4.Creating a new subset of class II devices - "class IIb" - for which manufacturers would be expected to submit additional clinical information to support the substantial equivalence determination
5.Issuing a regulation to clarify, and perhaps expand, the FDA's 510(k) clearance rescission authority
6.Requiring the submission of non-proprietary photographs and schematics with the 510(k) application for inclusion in a public database to help prospective submitters distinguish potential predicates.
CDRH, 510(k) Working Group Preliminary Report and Recommendations, August 2010.
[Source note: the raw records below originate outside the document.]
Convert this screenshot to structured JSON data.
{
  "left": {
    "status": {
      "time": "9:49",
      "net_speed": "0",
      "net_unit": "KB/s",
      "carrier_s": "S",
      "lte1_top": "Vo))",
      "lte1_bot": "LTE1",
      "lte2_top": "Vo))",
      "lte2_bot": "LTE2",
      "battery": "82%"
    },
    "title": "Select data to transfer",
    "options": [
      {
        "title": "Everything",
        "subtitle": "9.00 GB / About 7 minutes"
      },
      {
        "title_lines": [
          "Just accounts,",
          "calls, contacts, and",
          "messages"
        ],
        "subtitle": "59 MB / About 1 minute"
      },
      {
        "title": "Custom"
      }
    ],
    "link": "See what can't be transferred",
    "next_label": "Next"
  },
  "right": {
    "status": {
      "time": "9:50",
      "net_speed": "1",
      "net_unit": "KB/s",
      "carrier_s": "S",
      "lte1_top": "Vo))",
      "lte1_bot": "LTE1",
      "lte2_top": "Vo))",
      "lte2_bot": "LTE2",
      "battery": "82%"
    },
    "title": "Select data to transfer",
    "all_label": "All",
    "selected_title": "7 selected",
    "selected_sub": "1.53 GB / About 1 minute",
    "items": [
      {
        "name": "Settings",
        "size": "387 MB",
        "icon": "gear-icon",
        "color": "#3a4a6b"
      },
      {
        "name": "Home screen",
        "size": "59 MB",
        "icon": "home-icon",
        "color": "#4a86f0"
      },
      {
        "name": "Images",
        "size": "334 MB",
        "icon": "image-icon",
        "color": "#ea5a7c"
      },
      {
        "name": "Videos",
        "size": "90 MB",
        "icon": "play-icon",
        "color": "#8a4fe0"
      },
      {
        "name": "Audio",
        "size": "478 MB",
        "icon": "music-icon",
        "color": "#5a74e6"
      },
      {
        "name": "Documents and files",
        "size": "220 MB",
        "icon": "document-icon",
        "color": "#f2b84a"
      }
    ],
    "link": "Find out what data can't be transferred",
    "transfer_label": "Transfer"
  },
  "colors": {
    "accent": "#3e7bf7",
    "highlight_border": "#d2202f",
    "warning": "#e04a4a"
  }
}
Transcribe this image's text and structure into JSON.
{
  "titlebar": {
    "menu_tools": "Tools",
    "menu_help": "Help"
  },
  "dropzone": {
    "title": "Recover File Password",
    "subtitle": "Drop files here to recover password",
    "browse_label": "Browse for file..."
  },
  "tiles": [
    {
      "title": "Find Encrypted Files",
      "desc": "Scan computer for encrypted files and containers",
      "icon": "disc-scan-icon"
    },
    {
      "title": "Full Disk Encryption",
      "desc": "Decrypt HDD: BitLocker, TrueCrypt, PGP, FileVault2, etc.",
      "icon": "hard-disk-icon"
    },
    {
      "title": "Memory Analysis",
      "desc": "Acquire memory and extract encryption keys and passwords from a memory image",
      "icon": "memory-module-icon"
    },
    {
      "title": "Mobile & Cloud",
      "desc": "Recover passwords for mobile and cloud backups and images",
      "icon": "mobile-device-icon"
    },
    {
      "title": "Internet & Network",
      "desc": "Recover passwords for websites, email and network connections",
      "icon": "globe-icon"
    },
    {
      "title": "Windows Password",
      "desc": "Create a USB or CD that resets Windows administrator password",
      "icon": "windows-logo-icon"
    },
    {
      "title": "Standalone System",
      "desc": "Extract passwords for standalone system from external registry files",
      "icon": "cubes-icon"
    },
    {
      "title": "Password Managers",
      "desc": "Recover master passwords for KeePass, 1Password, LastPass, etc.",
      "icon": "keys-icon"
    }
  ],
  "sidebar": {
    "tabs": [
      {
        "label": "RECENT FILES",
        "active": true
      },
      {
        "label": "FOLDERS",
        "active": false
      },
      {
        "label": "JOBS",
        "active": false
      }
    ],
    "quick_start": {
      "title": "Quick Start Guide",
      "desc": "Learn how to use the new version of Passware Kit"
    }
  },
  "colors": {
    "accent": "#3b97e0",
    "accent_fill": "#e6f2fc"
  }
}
Manufacturers and other industry leaders were given the opportunity to comment on the proposed changes. Although they universally praised the FDA's effort to increase transparency and reviewer training, there was also widespread concern regarding the volume of proposed changes (more than 70) and the potential cost to implement them. In addition, the Advanced Medical Technology Association expressed concern that limiting the use of predicates may restrict the range of evidence available to support the safety and effectiveness of a particular device. Manufacturers also protested the disclosure of detailed device information in a public database, which they say will harm competition and hinder innovation, and argued that the new category of class IIb devices is too broad and the requirements for them too burdensome. Members of Congress also encouraged FDA to proceed carefully to ensure medtech companies can continue to innovate in a "predictable and consistent regulatory environment."
On January 19, 2011, the FDA issued an implementation timeline for 25 of the proposed changes and a summary of the next steps in the process. The timeline indicates that the FDA will tackle a number of key issues this year but will wait on some of the more controversial issues (e.g., creation of the class IIb devices) until mid-2011, when the Institute of Medicine releases the results of a separate independent study of the 510(k) process. The timeline and summary are available on the FDA website.
Fraud and Abuse Compliance Efforts
The aggressive prosecution of medical technology companies under the federal anti-kickback statute and False Claims Act continued in 2010. One new development was the criminal prosecution and exclusion of individuals associated with prosecuted companies from participation in federal health care programs, such as Medicare. In November, the Office of Inspector General (OIG) of the federal Department of Health and Human Services announced it was excluding a former member of the board of directors of a pharmaceutical company for failure to report violations of the law to the FDA. In another case, three executives were excluded after pleading guilty to misdemeanors related to the misbranding of a painkiller. None of the individuals in that case admitted knowledge of the misconduct and the government alleged no knowledge. The OIG took the position that it has the power to pursue exclusion even when the executives have no knowledge of the crime. Exclusion of a company can have significant financial impact, as that will make sales of its products to hospitals and other Medicare-participating health care providers difficult or impossible.
State Law Reporting
Several states, including Massachusetts, Vermont, California, and Nevada, now have laws that limit marketing practices and impose reporting requirements on medical device manufacturers. Companies now must ensure that they have appropriate mechanisms in place to track payments of various types to physicians and that they do not make payments that are prohibited under applicable state law. Each state's definitions and requirements differ so the task of managing these compliance and reporting requirements is significant for companies operating in multiple states. The challenge will only grow as additional states consider similar legislation and the federal reporting requirements become effective in 2012.